Your objective: Every line of the data should be written out exactly, with the pictures left out.

Data supplied:
=====

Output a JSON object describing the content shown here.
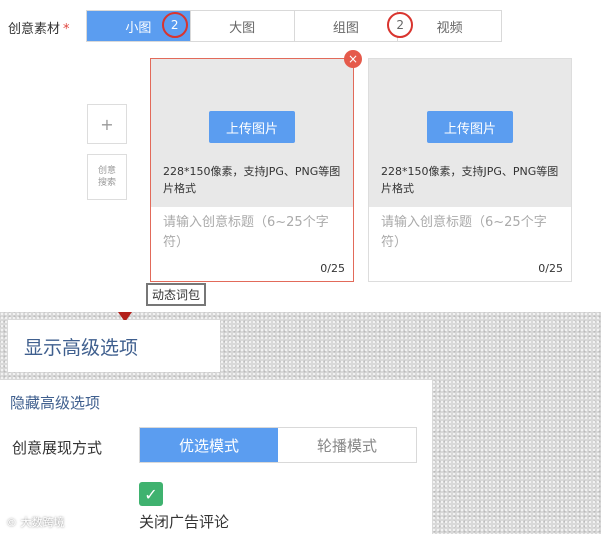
{
  "form": {
    "label": "创意素材",
    "required_mark": "*",
    "tabs": [
      {
        "label": "小图",
        "badge": "2",
        "active": true
      },
      {
        "label": "大图",
        "active": false
      },
      {
        "label": "组图",
        "badge": "2",
        "active": false
      },
      {
        "label": "视频",
        "active": false
      }
    ],
    "side": {
      "add_label": "+",
      "search_label": "创意\n搜索"
    },
    "cards": [
      {
        "upload_label": "上传图片",
        "spec": "228*150像素，支持JPG、PNG等图片格式",
        "title_placeholder": "请输入创意标题（6~25个字符）",
        "count": "0/25"
      },
      {
        "upload_label": "上传图片",
        "spec": "228*150像素，支持JPG、PNG等图片格式",
        "title_placeholder": "请输入创意标题（6~25个字符）",
        "count": "0/25"
      }
    ],
    "close_glyph": "×",
    "dynamic_words": "动态词包"
  },
  "advanced": {
    "show_label": "显示高级选项",
    "hide_label": "隐藏高级选项",
    "mode_label": "创意展现方式",
    "modes": [
      {
        "label": "优选模式",
        "active": true
      },
      {
        "label": "轮播模式",
        "active": false
      }
    ],
    "check_glyph": "✓",
    "close_comments_label": "关闭广告评论"
  },
  "watermark": "大数跨境",
  "colors": {
    "accent": "#5b9df0",
    "danger": "#d9342e",
    "success": "#3fb26f",
    "link": "#3f5f8e"
  }
}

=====

Reply to the exercise:
Output a JSON object describing the content shown here.
{
  "form": {
    "label": "创意素材",
    "required_mark": "*",
    "tabs": [
      {
        "label": "小图",
        "badge": "2",
        "active": true
      },
      {
        "label": "大图",
        "active": false
      },
      {
        "label": "组图",
        "badge": "2",
        "active": false
      },
      {
        "label": "视频",
        "active": false
      }
    ],
    "side": {
      "add_label": "+",
      "search_label": "创意\n搜索"
    },
    "cards": [
      {
        "upload_label": "上传图片",
        "spec": "228*150像素，支持JPG、PNG等图片格式",
        "title_placeholder": "请输入创意标题（6~25个字符）",
        "count": "0/25"
      },
      {
        "upload_label": "上传图片",
        "spec": "228*150像素，支持JPG、PNG等图片格式",
        "title_placeholder": "请输入创意标题（6~25个字符）",
        "count": "0/25"
      }
    ],
    "close_glyph": "×",
    "dynamic_words": "动态词包"
  },
  "advanced": {
    "show_label": "显示高级选项",
    "hide_label": "隐藏高级选项",
    "mode_label": "创意展现方式",
    "modes": [
      {
        "label": "优选模式",
        "active": true
      },
      {
        "label": "轮播模式",
        "active": false
      }
    ],
    "check_glyph": "✓",
    "close_comments_label": "关闭广告评论"
  },
  "watermark": "大数跨境",
  "colors": {
    "accent": "#5b9df0",
    "danger": "#d9342e",
    "success": "#3fb26f",
    "link": "#3f5f8e"
  }
}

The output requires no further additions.